I read in an article that during the early days of historic performance, you would play in small, out-of-the-way venues, dressed in jeans, and everybody had long hair.

That is how it started. It was a real underground culture. We didn’t wear tails — or get haircuts — on purpose. But not always because we were against something; it was just a lot easier this way. And with our period instruments came the absolute conviction that these were the right instruments to perform early music. That created an interesting conflict with the Concertgebouw Orchestra. They said: These period people have great ideas and dreams about music, but they can’t play. And we, in turn, said to them: You can play, but you have no idea how to approach this music. The Concertgebouw Orchestra solved that dilemma by inviting Nikolaus Harnoncourt to conduct. Others, including myself, followed.

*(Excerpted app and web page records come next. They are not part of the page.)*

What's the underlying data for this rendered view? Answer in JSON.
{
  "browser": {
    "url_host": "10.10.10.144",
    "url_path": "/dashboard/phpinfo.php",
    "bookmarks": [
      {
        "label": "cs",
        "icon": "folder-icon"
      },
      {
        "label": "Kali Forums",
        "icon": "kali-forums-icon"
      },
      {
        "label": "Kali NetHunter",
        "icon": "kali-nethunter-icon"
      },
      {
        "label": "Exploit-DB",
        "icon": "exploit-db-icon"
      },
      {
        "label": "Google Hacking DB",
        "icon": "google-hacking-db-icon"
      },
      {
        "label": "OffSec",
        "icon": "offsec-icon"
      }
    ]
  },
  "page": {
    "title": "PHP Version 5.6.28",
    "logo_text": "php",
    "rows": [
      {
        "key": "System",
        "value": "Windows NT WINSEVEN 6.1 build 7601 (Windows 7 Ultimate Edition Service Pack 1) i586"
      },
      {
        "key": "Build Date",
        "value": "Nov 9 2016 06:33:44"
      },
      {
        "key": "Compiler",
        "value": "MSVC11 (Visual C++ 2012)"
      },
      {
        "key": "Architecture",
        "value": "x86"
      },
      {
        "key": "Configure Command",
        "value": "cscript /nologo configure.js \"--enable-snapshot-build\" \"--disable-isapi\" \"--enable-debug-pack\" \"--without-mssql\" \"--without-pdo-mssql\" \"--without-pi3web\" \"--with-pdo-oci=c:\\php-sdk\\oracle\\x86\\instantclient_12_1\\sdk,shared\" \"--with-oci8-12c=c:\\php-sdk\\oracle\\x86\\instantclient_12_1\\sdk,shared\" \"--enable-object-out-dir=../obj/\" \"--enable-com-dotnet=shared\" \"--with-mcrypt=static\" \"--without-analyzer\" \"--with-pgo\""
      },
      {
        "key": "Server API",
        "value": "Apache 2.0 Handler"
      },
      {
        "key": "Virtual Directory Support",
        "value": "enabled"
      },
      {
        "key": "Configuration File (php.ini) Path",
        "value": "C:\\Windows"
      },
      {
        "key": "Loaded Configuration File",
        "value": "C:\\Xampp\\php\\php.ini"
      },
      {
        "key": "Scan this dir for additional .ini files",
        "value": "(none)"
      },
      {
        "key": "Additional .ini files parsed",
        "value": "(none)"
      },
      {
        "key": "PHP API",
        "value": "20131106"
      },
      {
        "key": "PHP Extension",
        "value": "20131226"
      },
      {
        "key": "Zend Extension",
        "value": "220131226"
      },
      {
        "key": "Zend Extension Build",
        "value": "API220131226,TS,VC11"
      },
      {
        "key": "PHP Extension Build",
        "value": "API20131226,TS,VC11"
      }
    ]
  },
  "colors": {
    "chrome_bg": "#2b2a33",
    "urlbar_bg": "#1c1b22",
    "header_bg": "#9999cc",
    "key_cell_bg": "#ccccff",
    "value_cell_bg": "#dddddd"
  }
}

Early-music specialists of your generation have really created a permanent change in how to approach early music. No orchestra would play Bach like Mengelberg or Toscanini anymore.

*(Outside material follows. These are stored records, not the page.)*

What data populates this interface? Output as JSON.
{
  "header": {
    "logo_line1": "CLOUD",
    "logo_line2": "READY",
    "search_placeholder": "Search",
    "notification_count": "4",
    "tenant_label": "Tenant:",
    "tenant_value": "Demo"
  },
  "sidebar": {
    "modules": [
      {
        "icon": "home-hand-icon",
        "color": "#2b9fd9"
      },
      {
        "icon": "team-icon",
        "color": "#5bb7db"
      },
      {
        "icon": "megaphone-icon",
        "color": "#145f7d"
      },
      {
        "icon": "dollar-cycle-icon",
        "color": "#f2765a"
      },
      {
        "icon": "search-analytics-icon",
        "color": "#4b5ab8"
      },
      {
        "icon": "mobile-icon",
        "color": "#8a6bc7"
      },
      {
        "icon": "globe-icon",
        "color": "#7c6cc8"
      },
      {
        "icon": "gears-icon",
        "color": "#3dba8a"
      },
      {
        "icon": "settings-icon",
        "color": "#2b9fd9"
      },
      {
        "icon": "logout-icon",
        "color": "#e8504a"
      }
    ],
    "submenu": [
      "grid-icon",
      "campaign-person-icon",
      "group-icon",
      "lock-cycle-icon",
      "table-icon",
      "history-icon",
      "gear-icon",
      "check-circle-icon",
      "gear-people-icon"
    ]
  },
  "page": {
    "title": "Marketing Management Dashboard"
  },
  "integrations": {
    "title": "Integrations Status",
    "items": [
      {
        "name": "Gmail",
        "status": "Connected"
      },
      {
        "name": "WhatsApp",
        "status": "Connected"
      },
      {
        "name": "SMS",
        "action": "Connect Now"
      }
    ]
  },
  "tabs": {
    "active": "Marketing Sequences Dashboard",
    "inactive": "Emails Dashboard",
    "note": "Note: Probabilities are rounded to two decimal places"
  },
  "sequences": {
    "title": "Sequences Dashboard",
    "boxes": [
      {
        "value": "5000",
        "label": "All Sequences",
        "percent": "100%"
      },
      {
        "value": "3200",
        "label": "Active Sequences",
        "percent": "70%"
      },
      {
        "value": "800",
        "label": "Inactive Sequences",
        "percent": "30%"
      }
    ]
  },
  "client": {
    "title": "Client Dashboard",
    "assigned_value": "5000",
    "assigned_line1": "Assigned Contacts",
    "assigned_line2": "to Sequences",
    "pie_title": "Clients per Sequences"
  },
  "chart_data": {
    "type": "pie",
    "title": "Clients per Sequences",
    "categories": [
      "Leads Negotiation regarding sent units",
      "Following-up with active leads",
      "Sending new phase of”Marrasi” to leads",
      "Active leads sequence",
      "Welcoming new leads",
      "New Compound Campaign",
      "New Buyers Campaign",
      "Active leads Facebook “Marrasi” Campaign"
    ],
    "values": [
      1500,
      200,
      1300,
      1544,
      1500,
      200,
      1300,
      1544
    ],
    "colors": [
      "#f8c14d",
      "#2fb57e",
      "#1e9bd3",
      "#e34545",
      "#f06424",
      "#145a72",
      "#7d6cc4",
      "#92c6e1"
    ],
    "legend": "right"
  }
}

When a composer is alive and shows up at rehearsal, the conductor will say, “Of course, Maestro, we will play it this way or that way. Whatever you want.” But when a composer is dead, it suddenly doesn’t matter anymore. Composers had a very clear opinion about their music and how to perform it, and they lived in a certain time and place. As musicians of the modern era, we have to respect that and try to understand what these composers wanted, through research of manuscripts and other sources.

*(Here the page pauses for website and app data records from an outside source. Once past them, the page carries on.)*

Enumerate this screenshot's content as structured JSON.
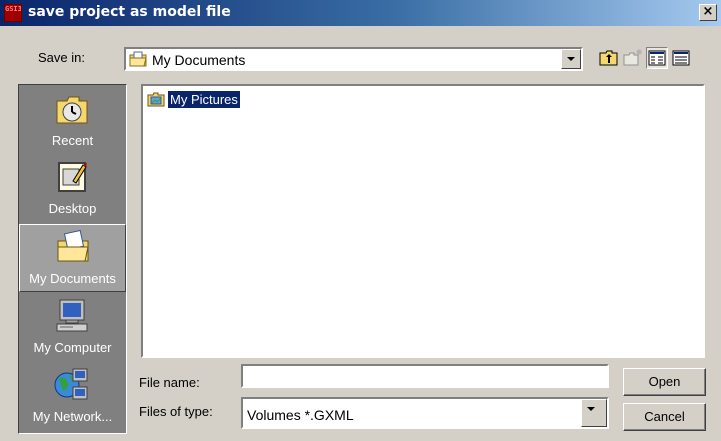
{
  "window": {
    "title": "save project as model file",
    "icon_text": "GSI3D",
    "close_label": "×"
  },
  "toolbar": {
    "save_in_label": "Save in:",
    "save_in_value": "My Documents",
    "buttons": [
      "up-one-level-icon",
      "create-new-folder-icon",
      "list-view-icon",
      "details-view-icon"
    ]
  },
  "places": [
    {
      "label": "Recent",
      "icon": "recent-icon",
      "selected": false
    },
    {
      "label": "Desktop",
      "icon": "desktop-icon",
      "selected": false
    },
    {
      "label": "My Documents",
      "icon": "my-documents-icon",
      "selected": true
    },
    {
      "label": "My Computer",
      "icon": "my-computer-icon",
      "selected": false
    },
    {
      "label": "My Network...",
      "icon": "my-network-icon",
      "selected": false
    }
  ],
  "files": [
    {
      "label": "My Pictures",
      "icon": "folder-icon",
      "selected": true
    }
  ],
  "form": {
    "file_name_label": "File name:",
    "file_name_value": "",
    "file_type_label": "Files of type:",
    "file_type_value": "Volumes *.GXML"
  },
  "buttons": {
    "open": "Open",
    "cancel": "Cancel"
  },
  "colors": {
    "title_start": "#0a246a",
    "title_end": "#a6caf0",
    "dialog_bg": "#d4d0c8",
    "places_bg": "#808080",
    "selection": "#0a246a"
  }
}
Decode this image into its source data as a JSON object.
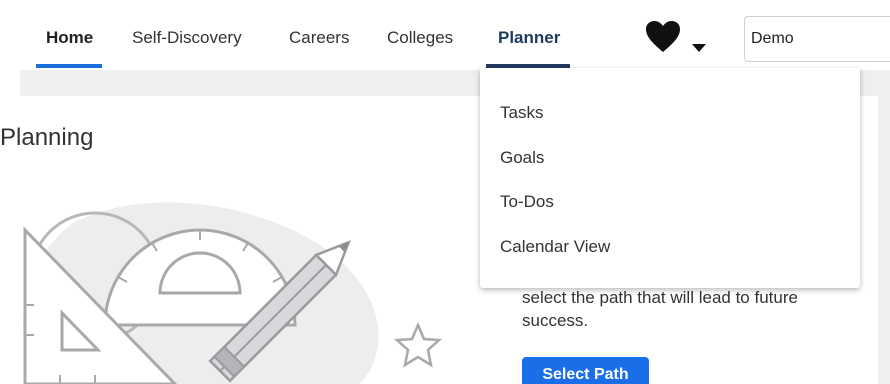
{
  "nav": {
    "items": [
      {
        "label": "Home"
      },
      {
        "label": "Self-Discovery"
      },
      {
        "label": "Careers"
      },
      {
        "label": "Colleges"
      },
      {
        "label": "Planner"
      }
    ],
    "icons": [
      "heart-icon",
      "caret-down-icon"
    ],
    "search_value": "Demo"
  },
  "colors": {
    "home_underline": "#1b6fdc",
    "planner_underline": "#1f3a5f",
    "primary_button": "#1a6ee8"
  },
  "dropdown": {
    "items": [
      {
        "label": "Tasks"
      },
      {
        "label": "Goals"
      },
      {
        "label": "To-Dos"
      },
      {
        "label": "Calendar View"
      }
    ]
  },
  "main": {
    "title": "Planning",
    "description": "select the path that will lead to future success.",
    "select_button": "Select Path"
  }
}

Of course, we were also very lucky that the people with ideas and dreams about early music and historic performances had plenty of charisma and were capable of teaching others. If mediocre musicians had started this revolution — and I think I can call it a revolution — things would have been very different. Mediocrity doesn’t create a revolution.

It is remarkable, this synthesis and culmination of 40 years of Bach’s genius musicality.

And what are the chances that you are all completely wrong about period performance?

I would have to accept that as a possibility. There is a lot of research material left to explore. All I can say is that I am trying to discover the honest truth. We hope to finish our recordings for the Buxtehude project later this year, and with my students at Leiden University I am constantly looking through old source material for new information, to incorporate in our approach and recordings. Eventually I hope to publish a book about the performance practice of Buxtehude’s music.

If you had unlimited funds, which recording project would you do next?

I would love to record Handel’s complete oratorios. And with more limited funds, but still serious money, I would start with Monteverdi: beautiful music, and I think I would be able to bring a new perspective.

How does the Mass in B Minor fit in Bach’s oeuvre?

The Hohe Messe, as it is also called, is one of Bach’s last compositions and it is the crown on his work. It was completed in 1749, the year before his death, and Bach quotes several of his own previous compositions. He wrote the Kyrie and Gloria as a so-called missa brevis, or “short Mass,” around 1733. He completed this Mass by selecting parts of his own older compositions, only to add a new, sacred text. This is called a parody. It explains, for instance, why you find a piece from Cantata No. 12, Weinen, Klagen, Sorgen, Zagen from 1714 in the Hohe Messe. But not for a single moment do you have the impression that the music originates from a secular cantata or that text and music don’t fit. It is remarkable, this synthesis and culmination of 40 years of Bach’s genius musicality. As a full-length concert piece, it is wonderful. Many different styles and sounds, and the most virtuoso choral music you can imagine: an evening of brilliant music.

Niels Swinkels is a freelance journalist, musicologist, sound engineer, and radio producer. Born and raised in the Netherlands, he studied English and Musicology at the University of Nijmegen. Before moving to San Francisco, he was the Arts Editor, and Senior Classical Music & Opera critic for Brabants Dagblad, a Dutch daily newspaper. In addition to writing for the Classical Voice and others, he is producer for KALW’s Open Air, a weekly radio magazine for the Bay Area performing arts. He is also a wine guy at Trader Joe’s Nob Hill. Read more about Niels at his website.